Chanukah and Christmas are over. The light of these holidays helped many of us get through the darkest time of the year, symbolizing and encouraging hope in the midst of darkness. There were parties. There were gifts. There were colorful posts to be seen on Facebook and good cheer shining forth on our smart phones, tablets, and computer screens.
That said, I’m always relieved when the holidays are over. I worry about not doing enough, not feeling cheerful enough, not meeting everyone’s expectations, not fitting in. I’m old enough to know that Chanukah is a minor holiday, and old enough to have grown up in a time when there was no way that Chanukah could measure up to Christmas. Maybe this is still true for most Jews, but when I was a child there wasn’t even an attempt to make it meaningful and exciting. Also, now that I know the real story of Chanukah, I understand why the rabbis of old wrote the miracle of the oil part rather than focusing on celebrating the victory of the Maccabees during a civil war.

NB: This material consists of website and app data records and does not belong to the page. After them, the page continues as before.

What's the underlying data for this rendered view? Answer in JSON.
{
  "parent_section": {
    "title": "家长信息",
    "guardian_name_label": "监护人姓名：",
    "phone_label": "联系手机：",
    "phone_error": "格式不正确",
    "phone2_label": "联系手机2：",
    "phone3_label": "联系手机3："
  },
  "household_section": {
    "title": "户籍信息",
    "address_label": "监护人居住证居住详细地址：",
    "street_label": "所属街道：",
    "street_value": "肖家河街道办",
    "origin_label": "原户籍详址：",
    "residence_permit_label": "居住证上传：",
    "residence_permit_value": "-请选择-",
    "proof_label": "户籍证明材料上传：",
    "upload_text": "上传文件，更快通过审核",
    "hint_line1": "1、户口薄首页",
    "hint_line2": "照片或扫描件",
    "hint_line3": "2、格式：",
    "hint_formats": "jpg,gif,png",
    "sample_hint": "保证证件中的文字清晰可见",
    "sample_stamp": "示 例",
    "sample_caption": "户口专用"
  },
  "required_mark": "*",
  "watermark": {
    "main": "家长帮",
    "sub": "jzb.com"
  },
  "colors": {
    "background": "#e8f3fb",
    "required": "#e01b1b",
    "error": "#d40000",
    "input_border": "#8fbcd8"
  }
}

Where does this leave me? Every year I try to find meaning in Chanukah and Christmas. I will not ignore Christmas, as I was encouraged to do as a child. I want to understand my Christian friends and family. So, what meaning do I find in these winter holidays? Now, for me, Chanukah is about light in darkness, hope in the middle of despair, and the importance of individual choice regarding religious practice, and Christmas is about new beginnings and the potential of a helpless baby to develop and become compassionate and loving. As a humanist I believe that we all can be hopeful, free, compassionate, and loving.